DATA EXCERPTS
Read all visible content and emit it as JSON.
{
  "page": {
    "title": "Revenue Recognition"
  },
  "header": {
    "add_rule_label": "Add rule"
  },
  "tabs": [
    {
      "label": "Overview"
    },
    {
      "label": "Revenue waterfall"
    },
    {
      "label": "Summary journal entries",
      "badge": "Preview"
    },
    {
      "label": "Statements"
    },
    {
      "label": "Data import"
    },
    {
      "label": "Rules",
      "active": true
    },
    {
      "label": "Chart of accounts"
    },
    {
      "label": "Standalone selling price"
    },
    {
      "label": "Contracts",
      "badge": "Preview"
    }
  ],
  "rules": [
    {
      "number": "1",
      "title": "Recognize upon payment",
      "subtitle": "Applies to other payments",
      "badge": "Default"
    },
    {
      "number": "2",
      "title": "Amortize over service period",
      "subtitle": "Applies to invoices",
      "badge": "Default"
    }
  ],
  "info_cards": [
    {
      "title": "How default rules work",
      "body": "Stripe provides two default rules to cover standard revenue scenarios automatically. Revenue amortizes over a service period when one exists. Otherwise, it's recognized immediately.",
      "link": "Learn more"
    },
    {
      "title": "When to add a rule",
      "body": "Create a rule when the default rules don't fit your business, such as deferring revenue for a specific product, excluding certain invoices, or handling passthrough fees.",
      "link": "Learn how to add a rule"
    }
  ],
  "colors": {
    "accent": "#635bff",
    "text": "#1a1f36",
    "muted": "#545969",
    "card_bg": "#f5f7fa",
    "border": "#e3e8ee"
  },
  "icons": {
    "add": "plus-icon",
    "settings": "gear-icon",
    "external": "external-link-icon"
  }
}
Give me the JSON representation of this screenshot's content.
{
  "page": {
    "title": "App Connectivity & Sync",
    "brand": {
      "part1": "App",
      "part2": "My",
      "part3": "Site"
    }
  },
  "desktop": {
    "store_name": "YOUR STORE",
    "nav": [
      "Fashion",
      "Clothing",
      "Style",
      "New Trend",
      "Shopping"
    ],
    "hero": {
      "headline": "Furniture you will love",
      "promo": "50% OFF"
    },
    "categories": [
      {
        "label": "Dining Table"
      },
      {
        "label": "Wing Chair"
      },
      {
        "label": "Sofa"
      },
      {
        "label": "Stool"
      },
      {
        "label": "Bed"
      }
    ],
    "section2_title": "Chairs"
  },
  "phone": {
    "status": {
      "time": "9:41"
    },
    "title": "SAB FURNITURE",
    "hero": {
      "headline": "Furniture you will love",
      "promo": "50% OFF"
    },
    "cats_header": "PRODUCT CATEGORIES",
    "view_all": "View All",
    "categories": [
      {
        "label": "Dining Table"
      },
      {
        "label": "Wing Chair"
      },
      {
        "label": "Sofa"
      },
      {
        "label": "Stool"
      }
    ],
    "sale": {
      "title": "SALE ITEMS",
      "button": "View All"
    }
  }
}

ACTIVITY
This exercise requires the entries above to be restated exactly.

ANSWER FOR THIS EXERCISE
Read all visible content and emit it as JSON.
{
  "page": {
    "title": "Revenue Recognition"
  },
  "header": {
    "add_rule_label": "Add rule"
  },
  "tabs": [
    {
      "label": "Overview"
    },
    {
      "label": "Revenue waterfall"
    },
    {
      "label": "Summary journal entries",
      "badge": "Preview"
    },
    {
      "label": "Statements"
    },
    {
      "label": "Data import"
    },
    {
      "label": "Rules",
      "active": true
    },
    {
      "label": "Chart of accounts"
    },
    {
      "label": "Standalone selling price"
    },
    {
      "label": "Contracts",
      "badge": "Preview"
    }
  ],
  "rules": [
    {
      "number": "1",
      "title": "Recognize upon payment",
      "subtitle": "Applies to other payments",
      "badge": "Default"
    },
    {
      "number": "2",
      "title": "Amortize over service period",
      "subtitle": "Applies to invoices",
      "badge": "Default"
    }
  ],
  "info_cards": [
    {
      "title": "How default rules work",
      "body": "Stripe provides two default rules to cover standard revenue scenarios automatically. Revenue amortizes over a service period when one exists. Otherwise, it's recognized immediately.",
      "link": "Learn more"
    },
    {
      "title": "When to add a rule",
      "body": "Create a rule when the default rules don't fit your business, such as deferring revenue for a specific product, excluding certain invoices, or handling passthrough fees.",
      "link": "Learn how to add a rule"
    }
  ],
  "colors": {
    "accent": "#635bff",
    "text": "#1a1f36",
    "muted": "#545969",
    "card_bg": "#f5f7fa",
    "border": "#e3e8ee"
  },
  "icons": {
    "add": "plus-icon",
    "settings": "gear-icon",
    "external": "external-link-icon"
  }
}
Give me the JSON representation of this screenshot's content.
{
  "page": {
    "title": "App Connectivity & Sync",
    "brand": {
      "part1": "App",
      "part2": "My",
      "part3": "Site"
    }
  },
  "desktop": {
    "store_name": "YOUR STORE",
    "nav": [
      "Fashion",
      "Clothing",
      "Style",
      "New Trend",
      "Shopping"
    ],
    "hero": {
      "headline": "Furniture you will love",
      "promo": "50% OFF"
    },
    "categories": [
      {
        "label": "Dining Table"
      },
      {
        "label": "Wing Chair"
      },
      {
        "label": "Sofa"
      },
      {
        "label": "Stool"
      },
      {
        "label": "Bed"
      }
    ],
    "section2_title": "Chairs"
  },
  "phone": {
    "status": {
      "time": "9:41"
    },
    "title": "SAB FURNITURE",
    "hero": {
      "headline": "Furniture you will love",
      "promo": "50% OFF"
    },
    "cats_header": "PRODUCT CATEGORIES",
    "view_all": "View All",
    "categories": [
      {
        "label": "Dining Table"
      },
      {
        "label": "Wing Chair"
      },
      {
        "label": "Sofa"
      },
      {
        "label": "Stool"
      }
    ],
    "sale": {
      "title": "SALE ITEMS",
      "button": "View All"
    }
  }
}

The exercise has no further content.